Margaret Egrot is based in Coventry, UK. She is the author of two YA books (And Alex Still Has Acne, and Girl Friends). Girl Friends was published in May 2016 and And Alex … in January 2015. And Alex has been on the Amazon best seller list more than once. Both stories deal with contemporary social issues – but there are a few laughs along the way, and the books have been well rated by adult readers as well as teenagers.
As well as these novels, Margaret has had several short stories intended for adults and new adult readers published. She mostly writes stories based in the present, though in her short story, Sleeping Beauty, she mixes contemporary with well know folk tales, and several of her short stories – Chains of Magic, Journey to the Fair Mountain, A Midsummer Day’s Dream, and The Ghost Queen – are based on female characters in Shakespeare plays. Many of her short stories have appeared in Solstice publishing anthologies, and are available as short story downloads from Amazon Books.
Margaret has also written a number of short plays for local amateur groups and rehearsed readings, and has just completed her first full length play. There are further details on these on her website: www.margaretegrotwriter.weebly.com
Margaret describes herself as boringly normal. She eats and drinks almost anything - ‘though you can’t beat a cup of strong brew tea, milk no sugar,’ listens to any music so long as it has a good beat (but prefers complete silence when she is writing), and takes a polite, but rather uneducated, interest in most art. She enjoyed visiting the Art After California Light and Space exhibition at the local art gallery recently, and admires the work of the potter Grayson Perry.
The place she most likes visiting is Thailand as this is where her son and his wife live. Apart from this, the place she would most like to visit is Myanmar / Burma, which, seeing as it is the country right next to Thailand, sounds like a realistic possibility.
A perfect evening for Margaret is a trip with friends and family to the theatre, preferably to see a comedy such as One Man and Two Guvnors, followed by a glass, or several, of wine and a natter back at home (and of course a cup of tea).
Many of Margaret’s plots come from past work experiences, or individuals she met through work – all heavily disguised. She is also influenced by books and plays she has read. Her favourite author is Jane Austen, and she enjoys witty romances, detective novels and a range of non-fiction titles.
Her favourite book changes over time and is usually one she has recently read (she doesn’t, these days, persevere with anything she finds boring).
Currently her recommended read is Bill Bryson’s A Short History of Nearly Everything, which is high on her to be re-read list. Meanwhile she is reading David Nokes’s biography of Jane Austen, having just watched the new film Love and Friendship based on one of her novellas. This is a great film, by the way, and one she would like to see again shortly. The biography is a bit long winded, so she may not finish it.

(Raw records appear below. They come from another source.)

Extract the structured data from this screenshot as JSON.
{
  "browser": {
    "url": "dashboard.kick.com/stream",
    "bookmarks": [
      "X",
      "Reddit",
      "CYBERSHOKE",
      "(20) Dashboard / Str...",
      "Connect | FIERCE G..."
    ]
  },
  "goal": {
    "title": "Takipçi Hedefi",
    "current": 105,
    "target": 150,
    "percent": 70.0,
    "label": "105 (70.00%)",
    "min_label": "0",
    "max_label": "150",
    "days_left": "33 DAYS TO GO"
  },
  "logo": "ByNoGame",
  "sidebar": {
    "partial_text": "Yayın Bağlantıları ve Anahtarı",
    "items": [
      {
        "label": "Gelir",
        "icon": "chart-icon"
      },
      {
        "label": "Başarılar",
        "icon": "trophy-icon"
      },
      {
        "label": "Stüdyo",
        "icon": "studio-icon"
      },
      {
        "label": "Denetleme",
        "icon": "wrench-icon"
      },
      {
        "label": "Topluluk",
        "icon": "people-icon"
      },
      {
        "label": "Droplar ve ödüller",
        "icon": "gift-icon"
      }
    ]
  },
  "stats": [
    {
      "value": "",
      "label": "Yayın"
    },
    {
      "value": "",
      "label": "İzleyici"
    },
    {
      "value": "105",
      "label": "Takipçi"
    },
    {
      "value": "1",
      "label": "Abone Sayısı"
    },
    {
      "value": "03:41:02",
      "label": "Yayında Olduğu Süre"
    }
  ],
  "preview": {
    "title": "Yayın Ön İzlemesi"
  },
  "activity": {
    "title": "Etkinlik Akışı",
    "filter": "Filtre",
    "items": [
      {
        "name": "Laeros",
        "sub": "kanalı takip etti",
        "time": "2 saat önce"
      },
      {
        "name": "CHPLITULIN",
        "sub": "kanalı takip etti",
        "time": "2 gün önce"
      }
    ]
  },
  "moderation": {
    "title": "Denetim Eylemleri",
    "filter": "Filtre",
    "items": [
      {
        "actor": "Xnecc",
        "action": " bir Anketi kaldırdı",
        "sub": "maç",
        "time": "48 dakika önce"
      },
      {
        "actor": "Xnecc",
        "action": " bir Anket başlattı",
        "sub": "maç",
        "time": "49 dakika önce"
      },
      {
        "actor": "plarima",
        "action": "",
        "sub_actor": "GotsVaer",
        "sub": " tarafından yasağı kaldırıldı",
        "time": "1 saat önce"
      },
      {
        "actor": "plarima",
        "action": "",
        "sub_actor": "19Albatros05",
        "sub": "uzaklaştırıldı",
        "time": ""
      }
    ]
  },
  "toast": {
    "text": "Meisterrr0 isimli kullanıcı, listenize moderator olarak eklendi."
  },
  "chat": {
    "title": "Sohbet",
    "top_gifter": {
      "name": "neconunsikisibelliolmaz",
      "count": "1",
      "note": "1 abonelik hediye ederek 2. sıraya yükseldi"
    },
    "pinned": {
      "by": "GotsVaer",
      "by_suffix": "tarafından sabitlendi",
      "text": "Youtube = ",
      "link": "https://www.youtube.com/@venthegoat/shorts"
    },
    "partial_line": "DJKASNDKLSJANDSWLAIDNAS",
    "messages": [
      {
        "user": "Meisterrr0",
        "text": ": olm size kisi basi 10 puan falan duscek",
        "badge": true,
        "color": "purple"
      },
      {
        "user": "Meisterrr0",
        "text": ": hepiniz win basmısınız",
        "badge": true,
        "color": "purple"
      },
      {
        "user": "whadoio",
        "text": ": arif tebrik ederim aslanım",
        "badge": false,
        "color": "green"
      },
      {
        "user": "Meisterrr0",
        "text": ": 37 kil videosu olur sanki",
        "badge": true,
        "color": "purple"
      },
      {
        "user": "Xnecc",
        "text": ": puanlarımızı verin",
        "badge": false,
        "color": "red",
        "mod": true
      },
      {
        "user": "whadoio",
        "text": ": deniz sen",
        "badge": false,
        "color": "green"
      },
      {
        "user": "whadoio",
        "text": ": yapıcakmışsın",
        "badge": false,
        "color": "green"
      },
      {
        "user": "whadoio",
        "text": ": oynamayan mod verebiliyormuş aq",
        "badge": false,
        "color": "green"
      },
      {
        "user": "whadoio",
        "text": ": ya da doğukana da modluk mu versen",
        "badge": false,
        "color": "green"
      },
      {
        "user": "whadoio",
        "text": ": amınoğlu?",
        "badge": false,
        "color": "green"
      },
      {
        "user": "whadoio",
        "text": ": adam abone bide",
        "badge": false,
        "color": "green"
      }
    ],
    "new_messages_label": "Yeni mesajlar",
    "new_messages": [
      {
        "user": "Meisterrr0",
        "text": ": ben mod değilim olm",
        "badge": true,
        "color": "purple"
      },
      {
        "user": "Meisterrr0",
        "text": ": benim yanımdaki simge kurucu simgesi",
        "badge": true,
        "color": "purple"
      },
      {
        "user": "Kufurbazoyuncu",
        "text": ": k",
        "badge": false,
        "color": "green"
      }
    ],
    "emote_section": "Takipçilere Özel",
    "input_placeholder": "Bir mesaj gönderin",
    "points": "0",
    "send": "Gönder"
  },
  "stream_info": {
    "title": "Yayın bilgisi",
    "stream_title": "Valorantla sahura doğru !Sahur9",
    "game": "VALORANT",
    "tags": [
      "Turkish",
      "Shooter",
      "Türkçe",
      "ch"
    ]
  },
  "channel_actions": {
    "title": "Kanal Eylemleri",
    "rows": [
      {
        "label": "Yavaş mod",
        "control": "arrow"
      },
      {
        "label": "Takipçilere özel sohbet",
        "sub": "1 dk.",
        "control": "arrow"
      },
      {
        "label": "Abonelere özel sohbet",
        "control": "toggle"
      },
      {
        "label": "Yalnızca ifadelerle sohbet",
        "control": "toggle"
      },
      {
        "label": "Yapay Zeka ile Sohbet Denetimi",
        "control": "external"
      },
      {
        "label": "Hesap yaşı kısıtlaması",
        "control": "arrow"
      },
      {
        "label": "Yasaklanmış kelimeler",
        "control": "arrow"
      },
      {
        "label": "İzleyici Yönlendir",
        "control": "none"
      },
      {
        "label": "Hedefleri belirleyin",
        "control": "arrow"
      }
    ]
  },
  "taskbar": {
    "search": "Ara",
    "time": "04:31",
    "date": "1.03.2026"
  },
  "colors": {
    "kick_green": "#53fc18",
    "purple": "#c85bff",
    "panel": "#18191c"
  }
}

Margaret says she would have a rather impoverished life if she had to rely on her income from writing. She has spent most of her adult life working with offenders, victims of crime, and troubled families.
Now largely retired with a modest, but adequate, pension she is able to give more time to writing. At least writing regularly every day takes her mind off wondering why her royalties are so small.
Her advice to someone who wanted to be a writer is to just do it. Also to read widely, including trashy books that you throw down in disgust, convinced you can do better than that. You probably can.
Book and Social Media Links:
Amazon author page: http://www.amazon.co.uk/-/e/B00RVO1BHO